-------- RECORDS TO USE

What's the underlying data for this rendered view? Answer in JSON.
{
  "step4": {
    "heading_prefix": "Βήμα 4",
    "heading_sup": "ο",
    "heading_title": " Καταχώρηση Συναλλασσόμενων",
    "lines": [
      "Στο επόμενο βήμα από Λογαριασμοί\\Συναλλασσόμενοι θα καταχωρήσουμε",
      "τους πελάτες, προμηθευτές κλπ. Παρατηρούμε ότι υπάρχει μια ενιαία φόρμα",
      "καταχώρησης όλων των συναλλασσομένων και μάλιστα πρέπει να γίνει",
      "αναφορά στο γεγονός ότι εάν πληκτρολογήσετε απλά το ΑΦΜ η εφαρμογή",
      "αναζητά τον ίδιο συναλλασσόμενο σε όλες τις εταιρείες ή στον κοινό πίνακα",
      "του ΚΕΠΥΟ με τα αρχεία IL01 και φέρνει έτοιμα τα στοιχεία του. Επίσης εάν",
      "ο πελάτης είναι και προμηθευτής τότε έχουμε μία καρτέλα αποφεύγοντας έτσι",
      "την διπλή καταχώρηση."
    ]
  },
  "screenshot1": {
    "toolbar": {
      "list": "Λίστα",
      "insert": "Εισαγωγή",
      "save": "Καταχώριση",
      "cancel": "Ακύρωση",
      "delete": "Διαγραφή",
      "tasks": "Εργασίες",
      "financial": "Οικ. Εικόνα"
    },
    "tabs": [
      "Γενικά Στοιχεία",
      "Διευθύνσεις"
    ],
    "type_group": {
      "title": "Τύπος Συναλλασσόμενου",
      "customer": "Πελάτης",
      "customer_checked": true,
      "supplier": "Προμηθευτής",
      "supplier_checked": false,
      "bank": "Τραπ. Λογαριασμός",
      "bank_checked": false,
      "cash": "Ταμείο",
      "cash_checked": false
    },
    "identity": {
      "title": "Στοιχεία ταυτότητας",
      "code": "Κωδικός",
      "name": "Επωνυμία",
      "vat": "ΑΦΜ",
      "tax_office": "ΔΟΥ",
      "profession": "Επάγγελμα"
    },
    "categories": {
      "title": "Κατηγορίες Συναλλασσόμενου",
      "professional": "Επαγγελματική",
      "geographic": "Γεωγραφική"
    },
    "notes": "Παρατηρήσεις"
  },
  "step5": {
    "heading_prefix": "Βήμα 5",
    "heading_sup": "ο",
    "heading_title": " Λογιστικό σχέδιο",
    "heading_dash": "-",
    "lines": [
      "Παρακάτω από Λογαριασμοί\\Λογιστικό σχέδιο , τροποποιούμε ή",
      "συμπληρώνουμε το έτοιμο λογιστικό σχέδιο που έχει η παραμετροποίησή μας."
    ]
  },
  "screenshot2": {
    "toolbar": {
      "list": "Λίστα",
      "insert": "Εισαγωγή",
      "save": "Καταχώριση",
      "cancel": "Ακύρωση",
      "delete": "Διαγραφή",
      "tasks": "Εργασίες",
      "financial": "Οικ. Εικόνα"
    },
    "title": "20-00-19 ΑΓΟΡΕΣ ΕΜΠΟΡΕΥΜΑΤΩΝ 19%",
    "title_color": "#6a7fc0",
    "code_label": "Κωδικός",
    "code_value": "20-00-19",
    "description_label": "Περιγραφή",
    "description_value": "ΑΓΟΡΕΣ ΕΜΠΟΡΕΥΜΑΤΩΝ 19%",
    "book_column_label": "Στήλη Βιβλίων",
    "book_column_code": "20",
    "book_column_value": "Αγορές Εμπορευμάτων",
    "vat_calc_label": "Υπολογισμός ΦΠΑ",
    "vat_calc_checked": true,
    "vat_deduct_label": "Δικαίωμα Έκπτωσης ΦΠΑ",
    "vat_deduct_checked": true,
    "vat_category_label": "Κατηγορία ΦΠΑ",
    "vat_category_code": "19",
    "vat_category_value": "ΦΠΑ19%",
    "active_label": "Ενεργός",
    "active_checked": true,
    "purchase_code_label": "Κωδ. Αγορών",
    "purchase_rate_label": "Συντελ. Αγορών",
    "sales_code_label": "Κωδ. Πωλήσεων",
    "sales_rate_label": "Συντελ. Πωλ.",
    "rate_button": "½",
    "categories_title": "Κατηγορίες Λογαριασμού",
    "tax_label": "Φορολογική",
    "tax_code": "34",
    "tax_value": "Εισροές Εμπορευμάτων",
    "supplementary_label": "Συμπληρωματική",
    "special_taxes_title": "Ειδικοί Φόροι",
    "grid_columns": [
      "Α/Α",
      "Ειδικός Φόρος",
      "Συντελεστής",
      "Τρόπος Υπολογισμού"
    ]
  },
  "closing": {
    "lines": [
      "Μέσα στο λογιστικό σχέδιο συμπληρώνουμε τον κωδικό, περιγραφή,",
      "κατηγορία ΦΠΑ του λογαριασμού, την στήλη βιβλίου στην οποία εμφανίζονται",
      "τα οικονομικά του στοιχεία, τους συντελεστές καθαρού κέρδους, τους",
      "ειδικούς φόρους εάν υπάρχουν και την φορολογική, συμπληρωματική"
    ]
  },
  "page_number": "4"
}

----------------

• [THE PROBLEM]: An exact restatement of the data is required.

• [EXERCISE SOLUTION]:
What's the underlying data for this rendered view? Answer in JSON.
{
  "step4": {
    "heading_prefix": "Βήμα 4",
    "heading_sup": "ο",
    "heading_title": " Καταχώρηση Συναλλασσόμενων",
    "lines": [
      "Στο επόμενο βήμα από Λογαριασμοί\\Συναλλασσόμενοι θα καταχωρήσουμε",
      "τους πελάτες, προμηθευτές κλπ. Παρατηρούμε ότι υπάρχει μια ενιαία φόρμα",
      "καταχώρησης όλων των συναλλασσομένων και μάλιστα πρέπει να γίνει",
      "αναφορά στο γεγονός ότι εάν πληκτρολογήσετε απλά το ΑΦΜ η εφαρμογή",
      "αναζητά τον ίδιο συναλλασσόμενο σε όλες τις εταιρείες ή στον κοινό πίνακα",
      "του ΚΕΠΥΟ με τα αρχεία IL01 και φέρνει έτοιμα τα στοιχεία του. Επίσης εάν",
      "ο πελάτης είναι και προμηθευτής τότε έχουμε μία καρτέλα αποφεύγοντας έτσι",
      "την διπλή καταχώρηση."
    ]
  },
  "screenshot1": {
    "toolbar": {
      "list": "Λίστα",
      "insert": "Εισαγωγή",
      "save": "Καταχώριση",
      "cancel": "Ακύρωση",
      "delete": "Διαγραφή",
      "tasks": "Εργασίες",
      "financial": "Οικ. Εικόνα"
    },
    "tabs": [
      "Γενικά Στοιχεία",
      "Διευθύνσεις"
    ],
    "type_group": {
      "title": "Τύπος Συναλλασσόμενου",
      "customer": "Πελάτης",
      "customer_checked": true,
      "supplier": "Προμηθευτής",
      "supplier_checked": false,
      "bank": "Τραπ. Λογαριασμός",
      "bank_checked": false,
      "cash": "Ταμείο",
      "cash_checked": false
    },
    "identity": {
      "title": "Στοιχεία ταυτότητας",
      "code": "Κωδικός",
      "name": "Επωνυμία",
      "vat": "ΑΦΜ",
      "tax_office": "ΔΟΥ",
      "profession": "Επάγγελμα"
    },
    "categories": {
      "title": "Κατηγορίες Συναλλασσόμενου",
      "professional": "Επαγγελματική",
      "geographic": "Γεωγραφική"
    },
    "notes": "Παρατηρήσεις"
  },
  "step5": {
    "heading_prefix": "Βήμα 5",
    "heading_sup": "ο",
    "heading_title": " Λογιστικό σχέδιο",
    "heading_dash": "-",
    "lines": [
      "Παρακάτω από Λογαριασμοί\\Λογιστικό σχέδιο , τροποποιούμε ή",
      "συμπληρώνουμε το έτοιμο λογιστικό σχέδιο που έχει η παραμετροποίησή μας."
    ]
  },
  "screenshot2": {
    "toolbar": {
      "list": "Λίστα",
      "insert": "Εισαγωγή",
      "save": "Καταχώριση",
      "cancel": "Ακύρωση",
      "delete": "Διαγραφή",
      "tasks": "Εργασίες",
      "financial": "Οικ. Εικόνα"
    },
    "title": "20-00-19 ΑΓΟΡΕΣ ΕΜΠΟΡΕΥΜΑΤΩΝ 19%",
    "title_color": "#6a7fc0",
    "code_label": "Κωδικός",
    "code_value": "20-00-19",
    "description_label": "Περιγραφή",
    "description_value": "ΑΓΟΡΕΣ ΕΜΠΟΡΕΥΜΑΤΩΝ 19%",
    "book_column_label": "Στήλη Βιβλίων",
    "book_column_code": "20",
    "book_column_value": "Αγορές Εμπορευμάτων",
    "vat_calc_label": "Υπολογισμός ΦΠΑ",
    "vat_calc_checked": true,
    "vat_deduct_label": "Δικαίωμα Έκπτωσης ΦΠΑ",
    "vat_deduct_checked": true,
    "vat_category_label": "Κατηγορία ΦΠΑ",
    "vat_category_code": "19",
    "vat_category_value": "ΦΠΑ19%",
    "active_label": "Ενεργός",
    "active_checked": true,
    "purchase_code_label": "Κωδ. Αγορών",
    "purchase_rate_label": "Συντελ. Αγορών",
    "sales_code_label": "Κωδ. Πωλήσεων",
    "sales_rate_label": "Συντελ. Πωλ.",
    "rate_button": "½",
    "categories_title": "Κατηγορίες Λογαριασμού",
    "tax_label": "Φορολογική",
    "tax_code": "34",
    "tax_value": "Εισροές Εμπορευμάτων",
    "supplementary_label": "Συμπληρωματική",
    "special_taxes_title": "Ειδικοί Φόροι",
    "grid_columns": [
      "Α/Α",
      "Ειδικός Φόρος",
      "Συντελεστής",
      "Τρόπος Υπολογισμού"
    ]
  },
  "closing": {
    "lines": [
      "Μέσα στο λογιστικό σχέδιο συμπληρώνουμε τον κωδικό, περιγραφή,",
      "κατηγορία ΦΠΑ του λογαριασμού, την στήλη βιβλίου στην οποία εμφανίζονται",
      "τα οικονομικά του στοιχεία, τους συντελεστές καθαρού κέρδους, τους",
      "ειδικούς φόρους εάν υπάρχουν και την φορολογική, συμπληρωματική"
    ]
  },
  "page_number": "4"
}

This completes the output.